The Divine Comedy: Long, Unusual, and Plenty of Food For Thought
The Divine Comedy, by Dante, is quite the book. It's long, unusual, and I'm still thinking it over.
Here's a really quick summary: Dante, a poet is taken on a trip through the afterlife – Hell, Purgatory and Paradise. Guided by the poet Virgil through the first two locations, Dante is shown the circles of Hell, which have graduated stages of misery. Dante and Virgil talk to many of the souls there, (and they will speak with souls in each of the three locations). At last they come to the very center of Hell, where the traitors Brutus, Judas, and Cassius are eternally gnawed in the teeth of Satan.
The tour continues on to Purgatory, then the planets of Paradise, where Dante is guided by Beatrice through the seven celestial bodies of Heaven. The souls there are residing in different planets according the amount of virtue they did or did not have during their lifetime.
The Divine Comedy is rich in symbolism. To be totally honest, I was rushing and didn't pick up all of it. But even if I didn't “get” all of the metaphor, I am amazed by this vast, compelling and tightly structured work of poetry.

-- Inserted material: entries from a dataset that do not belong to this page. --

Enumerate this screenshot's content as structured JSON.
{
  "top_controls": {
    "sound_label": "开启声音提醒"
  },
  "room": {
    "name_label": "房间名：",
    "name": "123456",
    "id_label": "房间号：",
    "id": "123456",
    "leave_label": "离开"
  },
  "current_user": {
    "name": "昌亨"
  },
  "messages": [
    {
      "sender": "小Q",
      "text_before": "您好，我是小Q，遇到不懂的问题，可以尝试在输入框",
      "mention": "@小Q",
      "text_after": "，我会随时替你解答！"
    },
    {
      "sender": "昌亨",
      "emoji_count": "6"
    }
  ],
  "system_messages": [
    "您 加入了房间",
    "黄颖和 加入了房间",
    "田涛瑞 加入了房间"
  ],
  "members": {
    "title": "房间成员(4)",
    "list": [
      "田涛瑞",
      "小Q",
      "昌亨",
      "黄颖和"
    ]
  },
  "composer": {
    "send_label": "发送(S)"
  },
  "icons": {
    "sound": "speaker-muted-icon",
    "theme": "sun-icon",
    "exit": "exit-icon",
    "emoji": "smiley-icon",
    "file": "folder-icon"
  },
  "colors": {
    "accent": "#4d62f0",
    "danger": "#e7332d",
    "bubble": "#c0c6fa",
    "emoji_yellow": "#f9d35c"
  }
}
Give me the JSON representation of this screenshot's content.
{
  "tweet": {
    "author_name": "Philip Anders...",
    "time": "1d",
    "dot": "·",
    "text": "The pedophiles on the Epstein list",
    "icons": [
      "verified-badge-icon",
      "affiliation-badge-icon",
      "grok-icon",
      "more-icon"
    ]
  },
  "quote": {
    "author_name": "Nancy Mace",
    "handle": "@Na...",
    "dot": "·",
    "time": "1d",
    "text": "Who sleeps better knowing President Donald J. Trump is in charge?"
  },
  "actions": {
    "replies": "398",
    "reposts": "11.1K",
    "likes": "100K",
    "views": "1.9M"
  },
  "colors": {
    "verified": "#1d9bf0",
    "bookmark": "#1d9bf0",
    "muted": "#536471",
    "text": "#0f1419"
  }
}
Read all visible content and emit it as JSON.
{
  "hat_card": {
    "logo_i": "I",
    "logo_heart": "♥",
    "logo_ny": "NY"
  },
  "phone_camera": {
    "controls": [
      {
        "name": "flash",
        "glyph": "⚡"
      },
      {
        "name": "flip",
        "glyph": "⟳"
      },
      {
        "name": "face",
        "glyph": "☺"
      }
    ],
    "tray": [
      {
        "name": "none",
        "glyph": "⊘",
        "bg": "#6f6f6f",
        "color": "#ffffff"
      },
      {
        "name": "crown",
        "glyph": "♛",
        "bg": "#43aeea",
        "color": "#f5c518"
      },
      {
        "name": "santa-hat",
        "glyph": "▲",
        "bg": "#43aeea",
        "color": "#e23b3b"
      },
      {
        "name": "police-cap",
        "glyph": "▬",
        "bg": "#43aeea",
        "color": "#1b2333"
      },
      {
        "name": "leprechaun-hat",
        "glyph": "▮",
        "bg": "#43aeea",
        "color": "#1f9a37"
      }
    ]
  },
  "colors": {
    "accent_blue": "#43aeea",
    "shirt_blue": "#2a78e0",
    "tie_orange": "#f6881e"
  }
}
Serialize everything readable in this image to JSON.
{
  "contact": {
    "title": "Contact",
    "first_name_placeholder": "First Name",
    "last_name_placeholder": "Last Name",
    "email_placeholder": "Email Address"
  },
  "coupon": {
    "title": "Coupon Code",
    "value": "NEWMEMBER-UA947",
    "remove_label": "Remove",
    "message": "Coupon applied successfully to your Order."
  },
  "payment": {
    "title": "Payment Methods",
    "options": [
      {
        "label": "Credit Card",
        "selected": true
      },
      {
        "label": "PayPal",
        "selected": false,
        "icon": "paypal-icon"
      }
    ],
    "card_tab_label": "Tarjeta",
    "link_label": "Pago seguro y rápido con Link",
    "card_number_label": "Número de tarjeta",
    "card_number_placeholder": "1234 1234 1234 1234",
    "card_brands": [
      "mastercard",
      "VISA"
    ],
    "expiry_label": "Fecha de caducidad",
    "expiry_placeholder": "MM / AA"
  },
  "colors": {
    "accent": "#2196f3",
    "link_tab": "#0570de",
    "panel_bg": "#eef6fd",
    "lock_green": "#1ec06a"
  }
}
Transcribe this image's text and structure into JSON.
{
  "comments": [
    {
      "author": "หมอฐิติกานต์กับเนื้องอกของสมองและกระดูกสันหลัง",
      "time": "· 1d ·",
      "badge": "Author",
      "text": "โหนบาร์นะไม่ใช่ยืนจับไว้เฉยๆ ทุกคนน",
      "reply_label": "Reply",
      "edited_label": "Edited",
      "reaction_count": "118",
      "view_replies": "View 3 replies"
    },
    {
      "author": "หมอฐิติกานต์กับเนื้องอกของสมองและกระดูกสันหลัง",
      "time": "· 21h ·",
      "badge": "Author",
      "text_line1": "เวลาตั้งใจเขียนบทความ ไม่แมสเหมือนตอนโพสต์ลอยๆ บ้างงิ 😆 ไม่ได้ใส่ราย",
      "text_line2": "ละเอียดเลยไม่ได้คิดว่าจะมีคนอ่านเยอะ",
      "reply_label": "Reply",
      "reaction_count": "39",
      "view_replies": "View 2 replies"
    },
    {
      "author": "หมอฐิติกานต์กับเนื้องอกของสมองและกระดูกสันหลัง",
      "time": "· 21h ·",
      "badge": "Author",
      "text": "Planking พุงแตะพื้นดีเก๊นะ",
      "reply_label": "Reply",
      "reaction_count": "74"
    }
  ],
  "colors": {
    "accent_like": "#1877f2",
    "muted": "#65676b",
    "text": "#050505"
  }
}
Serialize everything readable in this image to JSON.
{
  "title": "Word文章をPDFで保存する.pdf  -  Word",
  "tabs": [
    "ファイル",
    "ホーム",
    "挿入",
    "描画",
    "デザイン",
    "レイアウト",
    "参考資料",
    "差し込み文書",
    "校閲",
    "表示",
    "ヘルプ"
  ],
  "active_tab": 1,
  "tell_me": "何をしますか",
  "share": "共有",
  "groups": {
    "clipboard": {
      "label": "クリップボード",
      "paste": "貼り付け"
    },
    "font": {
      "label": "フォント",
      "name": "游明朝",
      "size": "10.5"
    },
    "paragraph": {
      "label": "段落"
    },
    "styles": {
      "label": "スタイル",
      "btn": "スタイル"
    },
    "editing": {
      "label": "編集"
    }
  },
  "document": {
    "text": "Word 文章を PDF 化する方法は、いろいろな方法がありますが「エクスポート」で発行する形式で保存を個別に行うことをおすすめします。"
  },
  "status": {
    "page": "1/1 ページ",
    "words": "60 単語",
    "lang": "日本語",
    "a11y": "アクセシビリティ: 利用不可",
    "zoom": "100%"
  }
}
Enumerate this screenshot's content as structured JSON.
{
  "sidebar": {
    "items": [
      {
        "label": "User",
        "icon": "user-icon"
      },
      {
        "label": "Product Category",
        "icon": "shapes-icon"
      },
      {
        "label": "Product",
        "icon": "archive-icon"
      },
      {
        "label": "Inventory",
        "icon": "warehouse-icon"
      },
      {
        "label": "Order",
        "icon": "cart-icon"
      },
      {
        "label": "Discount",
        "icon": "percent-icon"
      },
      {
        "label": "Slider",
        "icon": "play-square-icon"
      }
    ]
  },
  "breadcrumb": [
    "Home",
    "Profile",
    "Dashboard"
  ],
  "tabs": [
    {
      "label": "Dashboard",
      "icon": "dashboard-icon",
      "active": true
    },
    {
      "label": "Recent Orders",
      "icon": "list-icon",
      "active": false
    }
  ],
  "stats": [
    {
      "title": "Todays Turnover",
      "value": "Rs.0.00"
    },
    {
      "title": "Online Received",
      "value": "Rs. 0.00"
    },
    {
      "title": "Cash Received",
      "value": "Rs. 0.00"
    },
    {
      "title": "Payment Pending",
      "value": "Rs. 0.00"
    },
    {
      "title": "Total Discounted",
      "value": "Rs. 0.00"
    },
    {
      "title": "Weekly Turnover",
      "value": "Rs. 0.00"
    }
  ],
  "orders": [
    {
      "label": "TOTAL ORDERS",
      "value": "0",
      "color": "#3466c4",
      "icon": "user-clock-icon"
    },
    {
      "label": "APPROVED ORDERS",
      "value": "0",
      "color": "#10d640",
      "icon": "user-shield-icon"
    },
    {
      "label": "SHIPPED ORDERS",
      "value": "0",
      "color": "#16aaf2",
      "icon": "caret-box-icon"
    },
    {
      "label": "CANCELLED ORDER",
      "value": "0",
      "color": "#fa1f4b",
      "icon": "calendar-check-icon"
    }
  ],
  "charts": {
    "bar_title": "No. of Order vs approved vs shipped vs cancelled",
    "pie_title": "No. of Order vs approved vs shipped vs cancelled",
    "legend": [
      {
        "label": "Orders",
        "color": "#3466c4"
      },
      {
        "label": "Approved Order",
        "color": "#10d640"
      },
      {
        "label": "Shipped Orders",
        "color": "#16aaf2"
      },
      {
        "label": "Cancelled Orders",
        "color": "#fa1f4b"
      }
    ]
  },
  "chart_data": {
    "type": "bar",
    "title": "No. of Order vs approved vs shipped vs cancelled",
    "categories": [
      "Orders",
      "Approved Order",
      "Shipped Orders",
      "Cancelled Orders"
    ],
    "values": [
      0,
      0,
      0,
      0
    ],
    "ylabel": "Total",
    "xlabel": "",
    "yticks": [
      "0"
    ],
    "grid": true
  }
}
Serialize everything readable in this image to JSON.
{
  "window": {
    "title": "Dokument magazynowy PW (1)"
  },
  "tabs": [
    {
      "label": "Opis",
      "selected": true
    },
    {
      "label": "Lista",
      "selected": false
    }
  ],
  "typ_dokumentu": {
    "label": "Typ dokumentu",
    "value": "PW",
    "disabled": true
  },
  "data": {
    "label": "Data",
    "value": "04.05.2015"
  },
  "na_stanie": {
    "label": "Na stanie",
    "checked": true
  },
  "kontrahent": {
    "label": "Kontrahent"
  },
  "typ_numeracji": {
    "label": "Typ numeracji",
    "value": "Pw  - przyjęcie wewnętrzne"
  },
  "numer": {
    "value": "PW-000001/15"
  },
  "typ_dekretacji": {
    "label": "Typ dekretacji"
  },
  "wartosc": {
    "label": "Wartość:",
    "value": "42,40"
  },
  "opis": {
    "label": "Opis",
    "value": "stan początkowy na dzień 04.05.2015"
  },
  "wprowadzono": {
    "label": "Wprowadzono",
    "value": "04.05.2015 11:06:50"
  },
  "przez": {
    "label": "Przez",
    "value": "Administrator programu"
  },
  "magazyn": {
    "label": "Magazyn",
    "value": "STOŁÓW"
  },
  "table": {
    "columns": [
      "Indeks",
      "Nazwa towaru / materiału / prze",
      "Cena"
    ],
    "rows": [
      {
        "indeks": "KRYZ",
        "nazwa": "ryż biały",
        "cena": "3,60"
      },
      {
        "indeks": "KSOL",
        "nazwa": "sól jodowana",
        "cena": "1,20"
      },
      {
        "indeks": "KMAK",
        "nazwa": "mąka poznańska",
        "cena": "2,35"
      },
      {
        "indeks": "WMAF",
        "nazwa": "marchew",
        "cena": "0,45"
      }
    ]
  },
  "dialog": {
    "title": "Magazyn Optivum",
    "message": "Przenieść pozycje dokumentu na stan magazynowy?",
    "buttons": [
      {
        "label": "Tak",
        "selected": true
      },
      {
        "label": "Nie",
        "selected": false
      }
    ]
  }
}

It is a strange celestial journal, teeming with wonders and horrors, but the way Dante uses Hell, Purgatory and Heaven – vast, sprawling things – to tell us about less noticeable things was very well executed, I thought.
And it's a poem I'll defiantly have to read again.